→ Data provided:
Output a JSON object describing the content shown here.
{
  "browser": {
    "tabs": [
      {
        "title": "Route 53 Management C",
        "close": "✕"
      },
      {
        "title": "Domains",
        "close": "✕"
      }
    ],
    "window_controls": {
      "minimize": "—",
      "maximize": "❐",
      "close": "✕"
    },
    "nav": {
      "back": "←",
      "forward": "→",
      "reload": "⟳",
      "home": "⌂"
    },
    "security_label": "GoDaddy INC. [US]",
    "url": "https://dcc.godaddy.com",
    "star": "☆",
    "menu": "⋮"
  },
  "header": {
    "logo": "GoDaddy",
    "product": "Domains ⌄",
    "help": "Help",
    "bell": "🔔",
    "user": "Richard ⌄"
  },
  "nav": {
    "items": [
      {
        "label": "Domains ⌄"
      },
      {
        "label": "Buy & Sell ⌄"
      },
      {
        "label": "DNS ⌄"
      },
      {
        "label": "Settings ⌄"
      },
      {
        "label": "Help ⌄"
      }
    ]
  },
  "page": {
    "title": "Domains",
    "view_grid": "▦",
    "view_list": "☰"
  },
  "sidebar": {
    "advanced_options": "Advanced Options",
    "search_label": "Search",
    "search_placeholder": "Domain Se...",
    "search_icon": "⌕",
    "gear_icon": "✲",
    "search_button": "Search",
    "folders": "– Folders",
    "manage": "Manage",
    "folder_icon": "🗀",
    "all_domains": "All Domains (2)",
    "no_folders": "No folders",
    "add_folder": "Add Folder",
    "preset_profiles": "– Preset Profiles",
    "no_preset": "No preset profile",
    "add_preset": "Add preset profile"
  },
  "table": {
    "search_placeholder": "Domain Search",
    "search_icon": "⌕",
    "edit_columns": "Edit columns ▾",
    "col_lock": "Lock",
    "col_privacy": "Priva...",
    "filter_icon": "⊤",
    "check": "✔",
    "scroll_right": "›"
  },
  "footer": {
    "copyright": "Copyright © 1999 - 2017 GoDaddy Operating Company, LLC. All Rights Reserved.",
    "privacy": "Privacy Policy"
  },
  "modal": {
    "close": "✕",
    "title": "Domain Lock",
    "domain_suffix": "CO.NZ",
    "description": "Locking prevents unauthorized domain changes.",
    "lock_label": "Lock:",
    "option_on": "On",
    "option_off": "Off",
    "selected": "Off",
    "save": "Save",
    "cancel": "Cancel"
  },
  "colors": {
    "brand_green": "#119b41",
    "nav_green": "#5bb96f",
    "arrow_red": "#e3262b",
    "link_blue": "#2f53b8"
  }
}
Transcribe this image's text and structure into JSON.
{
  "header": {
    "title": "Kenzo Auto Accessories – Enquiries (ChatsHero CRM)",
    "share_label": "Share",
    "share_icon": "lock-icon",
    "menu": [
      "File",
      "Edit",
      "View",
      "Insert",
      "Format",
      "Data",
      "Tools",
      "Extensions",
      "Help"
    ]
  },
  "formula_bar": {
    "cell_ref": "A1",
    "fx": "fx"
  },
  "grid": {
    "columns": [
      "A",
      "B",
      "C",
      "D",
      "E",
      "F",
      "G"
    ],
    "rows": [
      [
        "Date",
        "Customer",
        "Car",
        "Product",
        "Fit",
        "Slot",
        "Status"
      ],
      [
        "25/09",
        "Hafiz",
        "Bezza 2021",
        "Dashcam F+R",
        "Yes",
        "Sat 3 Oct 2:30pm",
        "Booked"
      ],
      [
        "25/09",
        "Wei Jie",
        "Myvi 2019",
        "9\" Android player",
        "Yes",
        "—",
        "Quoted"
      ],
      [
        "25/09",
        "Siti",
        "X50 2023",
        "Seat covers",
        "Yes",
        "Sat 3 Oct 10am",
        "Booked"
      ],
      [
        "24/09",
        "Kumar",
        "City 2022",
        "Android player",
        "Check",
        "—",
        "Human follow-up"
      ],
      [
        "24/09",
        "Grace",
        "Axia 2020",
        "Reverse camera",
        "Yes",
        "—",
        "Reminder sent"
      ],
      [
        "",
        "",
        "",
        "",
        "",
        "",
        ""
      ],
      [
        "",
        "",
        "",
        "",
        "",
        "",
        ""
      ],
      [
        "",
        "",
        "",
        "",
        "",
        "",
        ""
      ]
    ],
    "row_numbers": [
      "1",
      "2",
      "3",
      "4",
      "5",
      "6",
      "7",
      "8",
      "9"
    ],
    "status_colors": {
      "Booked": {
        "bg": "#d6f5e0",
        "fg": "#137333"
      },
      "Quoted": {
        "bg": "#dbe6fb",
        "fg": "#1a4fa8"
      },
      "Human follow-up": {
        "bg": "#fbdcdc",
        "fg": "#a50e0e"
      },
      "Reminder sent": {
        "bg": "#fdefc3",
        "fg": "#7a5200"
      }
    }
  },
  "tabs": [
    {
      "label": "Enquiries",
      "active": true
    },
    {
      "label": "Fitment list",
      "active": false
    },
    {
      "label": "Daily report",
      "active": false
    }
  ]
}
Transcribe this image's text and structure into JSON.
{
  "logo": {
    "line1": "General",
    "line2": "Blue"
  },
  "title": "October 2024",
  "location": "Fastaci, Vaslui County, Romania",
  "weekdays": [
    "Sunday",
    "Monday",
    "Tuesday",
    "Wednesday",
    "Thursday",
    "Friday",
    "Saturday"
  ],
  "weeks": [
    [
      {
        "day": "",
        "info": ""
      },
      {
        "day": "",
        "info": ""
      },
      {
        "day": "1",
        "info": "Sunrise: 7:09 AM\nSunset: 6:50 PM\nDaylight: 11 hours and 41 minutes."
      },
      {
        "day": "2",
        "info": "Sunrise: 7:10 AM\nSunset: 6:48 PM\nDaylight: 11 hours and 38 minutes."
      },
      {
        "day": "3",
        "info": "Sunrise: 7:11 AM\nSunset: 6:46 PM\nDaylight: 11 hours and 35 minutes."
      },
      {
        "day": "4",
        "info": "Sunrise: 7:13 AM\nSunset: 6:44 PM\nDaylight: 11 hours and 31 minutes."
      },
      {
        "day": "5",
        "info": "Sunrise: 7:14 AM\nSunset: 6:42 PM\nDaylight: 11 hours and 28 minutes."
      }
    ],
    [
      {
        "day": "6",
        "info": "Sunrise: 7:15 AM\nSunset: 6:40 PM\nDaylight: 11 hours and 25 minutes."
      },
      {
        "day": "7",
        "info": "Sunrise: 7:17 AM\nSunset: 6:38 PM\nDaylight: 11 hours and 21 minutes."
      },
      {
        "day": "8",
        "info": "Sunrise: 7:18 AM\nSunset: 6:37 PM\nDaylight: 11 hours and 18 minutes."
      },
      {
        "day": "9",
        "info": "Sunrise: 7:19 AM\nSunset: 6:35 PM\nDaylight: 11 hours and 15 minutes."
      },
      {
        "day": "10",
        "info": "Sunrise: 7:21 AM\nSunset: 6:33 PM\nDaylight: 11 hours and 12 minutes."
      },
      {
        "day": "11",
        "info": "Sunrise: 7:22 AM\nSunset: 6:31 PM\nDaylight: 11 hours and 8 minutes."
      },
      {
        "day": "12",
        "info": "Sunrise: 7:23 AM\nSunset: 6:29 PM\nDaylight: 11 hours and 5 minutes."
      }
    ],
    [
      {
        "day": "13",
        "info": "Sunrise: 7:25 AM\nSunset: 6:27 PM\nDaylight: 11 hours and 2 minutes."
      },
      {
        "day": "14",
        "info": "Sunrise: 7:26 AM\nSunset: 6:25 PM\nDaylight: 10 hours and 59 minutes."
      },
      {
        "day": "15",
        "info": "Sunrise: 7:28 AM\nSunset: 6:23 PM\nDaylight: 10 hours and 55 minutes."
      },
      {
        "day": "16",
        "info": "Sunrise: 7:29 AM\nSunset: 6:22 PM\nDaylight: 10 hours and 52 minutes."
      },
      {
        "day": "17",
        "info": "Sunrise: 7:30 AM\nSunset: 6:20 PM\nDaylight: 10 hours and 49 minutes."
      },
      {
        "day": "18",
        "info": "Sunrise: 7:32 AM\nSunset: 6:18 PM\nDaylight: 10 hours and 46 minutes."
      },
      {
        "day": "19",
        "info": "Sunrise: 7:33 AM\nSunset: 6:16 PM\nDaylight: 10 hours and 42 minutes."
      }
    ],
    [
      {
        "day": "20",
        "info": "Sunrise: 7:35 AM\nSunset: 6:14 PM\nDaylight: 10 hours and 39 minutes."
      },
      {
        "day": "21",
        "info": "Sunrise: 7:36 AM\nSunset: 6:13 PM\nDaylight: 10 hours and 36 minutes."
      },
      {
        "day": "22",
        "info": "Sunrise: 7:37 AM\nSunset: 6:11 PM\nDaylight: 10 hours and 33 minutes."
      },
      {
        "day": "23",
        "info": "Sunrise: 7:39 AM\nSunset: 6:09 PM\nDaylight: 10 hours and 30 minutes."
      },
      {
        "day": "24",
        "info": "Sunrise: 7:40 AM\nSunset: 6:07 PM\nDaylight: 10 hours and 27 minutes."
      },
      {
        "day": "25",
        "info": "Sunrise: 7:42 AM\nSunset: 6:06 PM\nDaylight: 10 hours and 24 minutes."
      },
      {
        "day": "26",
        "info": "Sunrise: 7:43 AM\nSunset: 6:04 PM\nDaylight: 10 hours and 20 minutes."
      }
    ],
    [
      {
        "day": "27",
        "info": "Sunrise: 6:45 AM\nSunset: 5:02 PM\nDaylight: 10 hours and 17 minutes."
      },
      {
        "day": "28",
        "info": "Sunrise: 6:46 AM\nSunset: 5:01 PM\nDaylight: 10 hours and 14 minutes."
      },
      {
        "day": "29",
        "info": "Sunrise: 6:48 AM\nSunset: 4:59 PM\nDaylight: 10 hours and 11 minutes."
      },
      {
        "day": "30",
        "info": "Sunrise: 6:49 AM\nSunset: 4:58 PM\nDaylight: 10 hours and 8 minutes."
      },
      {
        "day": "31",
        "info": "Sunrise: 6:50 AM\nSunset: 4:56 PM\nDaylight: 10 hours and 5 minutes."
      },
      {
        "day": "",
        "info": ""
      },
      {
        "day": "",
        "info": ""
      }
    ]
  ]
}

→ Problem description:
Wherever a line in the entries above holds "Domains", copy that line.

→ Written reply:
        "title": "Domains",
    "product": "Domains ⌄",
        "label": "Domains ⌄"
    "title": "Domains",
    "all_domains": "All Domains (2)",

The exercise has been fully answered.